CINCINNATI — Hunters are donating more venison to strapped food banks as Ohio and other states offer financial aid aimed at managing high deer populations. It's a much-needed boost for pantries struggling to meet rising demand.
The national food bank association Feeding America has seen demand for help more than double at some food banks. The Ohio Association of Second Harvest Foodbanks says the number of people served by its member charities was up 37 percent in the fourth quarter ending June 30, compared with the previous fourth quarter.
Groups like Farmers and Hunters Feeding the Hungry and Safari Club International have promoted venison donations to pantries in Ohio and other states, but processing and packaging costs deter hunters, especially in tough economic times.
Processing one deer can cost $70 or more in addition to hunting equipment and license costs. "Anything that can help hunters with that is great," said Hunter Mike Samsel of suburban Cleveland, who has donated venison for more than 20 years. "It gets more deer harvested and helps the needy at the same time."
Ohio has joined a growing number of states – Indiana and Minnesota among them – that saw increased donations after they began offering a financial incentive for venison processing in order to curtail rising deer populations.

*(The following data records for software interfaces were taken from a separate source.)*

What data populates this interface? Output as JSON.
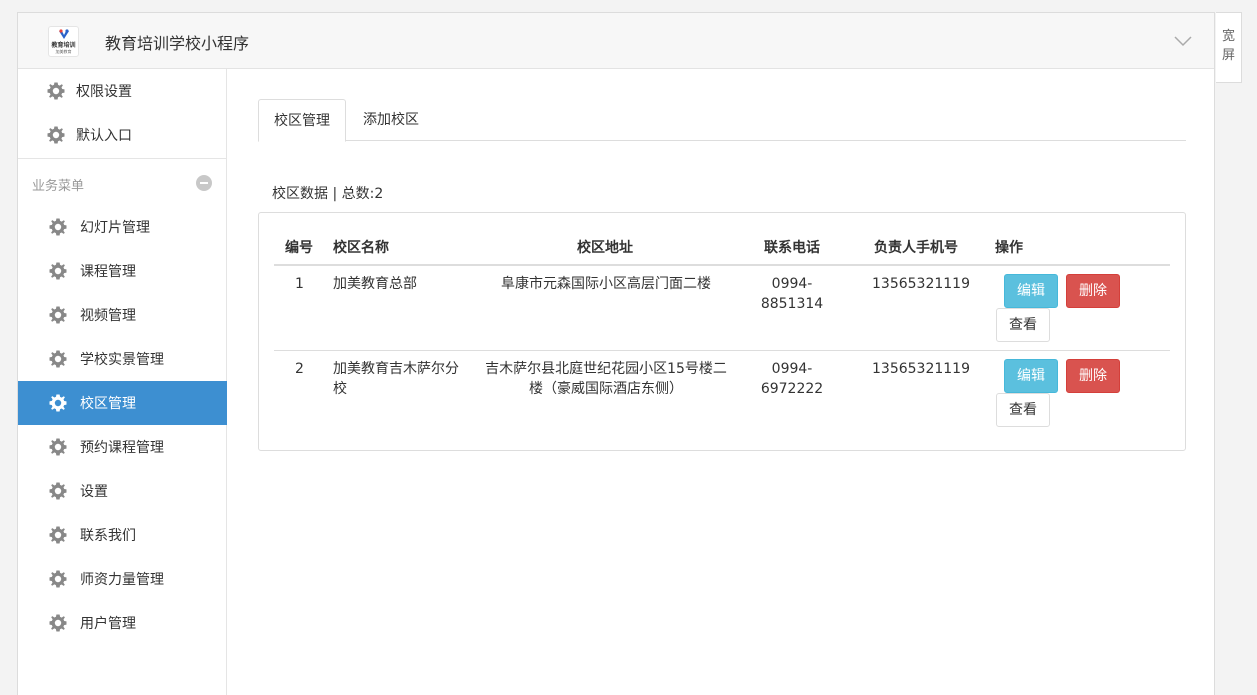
{
  "app": {
    "title": "教育培训学校小程序",
    "logo_text": "教育培训",
    "logo_subtext": "加美教育"
  },
  "side_toggle": {
    "label_line1": "宽",
    "label_line2": "屏"
  },
  "sidebar": {
    "top_items": [
      {
        "label": "权限设置",
        "icon": "gear-icon"
      },
      {
        "label": "默认入口",
        "icon": "gear-icon"
      }
    ],
    "group_label": "业务菜单",
    "items": [
      {
        "label": "幻灯片管理",
        "icon": "gear-icon"
      },
      {
        "label": "课程管理",
        "icon": "gear-icon"
      },
      {
        "label": "视频管理",
        "icon": "gear-icon"
      },
      {
        "label": "学校实景管理",
        "icon": "gear-icon"
      },
      {
        "label": "校区管理",
        "icon": "gear-icon",
        "active": true
      },
      {
        "label": "预约课程管理",
        "icon": "gear-icon"
      },
      {
        "label": "设置",
        "icon": "gear-icon"
      },
      {
        "label": "联系我们",
        "icon": "gear-icon"
      },
      {
        "label": "师资力量管理",
        "icon": "gear-icon"
      },
      {
        "label": "用户管理",
        "icon": "gear-icon"
      }
    ]
  },
  "tabs": [
    {
      "label": "校区管理",
      "active": true
    },
    {
      "label": "添加校区",
      "active": false
    }
  ],
  "data_header": "校区数据 | 总数:2",
  "table": {
    "columns": [
      "编号",
      "校区名称",
      "校区地址",
      "联系电话",
      "负责人手机号",
      "操作"
    ],
    "rows": [
      {
        "id": "1",
        "name": "加美教育总部",
        "address": "阜康市元森国际小区高层门面二楼",
        "phone_line1": "0994-",
        "phone_line2": "8851314",
        "mobile": "13565321119"
      },
      {
        "id": "2",
        "name_line1": "加美教育吉木萨尔分",
        "name_line2": "校",
        "address_line1": "吉木萨尔县北庭世纪花园小区15号楼二",
        "address_line2": "楼（豪威国际酒店东侧）",
        "phone_line1": "0994-",
        "phone_line2": "6972222",
        "mobile": "13565321119"
      }
    ],
    "actions": {
      "edit": "编辑",
      "delete": "删除",
      "view": "查看"
    }
  },
  "colors": {
    "active_nav": "#3d8fd1",
    "edit_button": "#5bc0de",
    "delete_button": "#d9534f"
  }
}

Ohio's wildlife division provided a $100,000 grant for processing fees for the first time last year, which was matched by Farmers and Hunters Feeding the Hungry and the Ohio Association of Second Harvest Foodbanks. Ohio hunters last year donated more than 1,000 deer – more than double the previous year's total – providing venison for 220,000 meals.
The agency hopes to double donations again this year, but its main goal is deer population management.
The state would like to reduce the 650,000 deer estimated in areas where hunting is allowed down to 500,000, said division deer biologist Mike Tonkovich. Management helps control deer disease, prevents damage to crops and lawns and hazards to motorists and prevents deer from depleting food sources needed by other wildlife, he said.
Venison can have what a stronger flavor than other meat, but the low-fat ground meat is often used in chili and stews.
"If we didn't get that, it would be hot dogs and baloney for us," said Linda Douglas, 57, of Albany in southeast Ohio, who depends on pantry venison to help feed her family. "One package will last us a month."
Households served in the Southeast Ohio Regional Food Center's 10 counties rose more than 1,000 from September to October, said manager Marilyn Sloan.
Ohio's Second Harvest association received increased state budget funding and some donors have given more, but rising demand is straining supplies, said executive director Lisa Hamler-Fugitt.
"We are seeing people who have never been to pantries before," she said.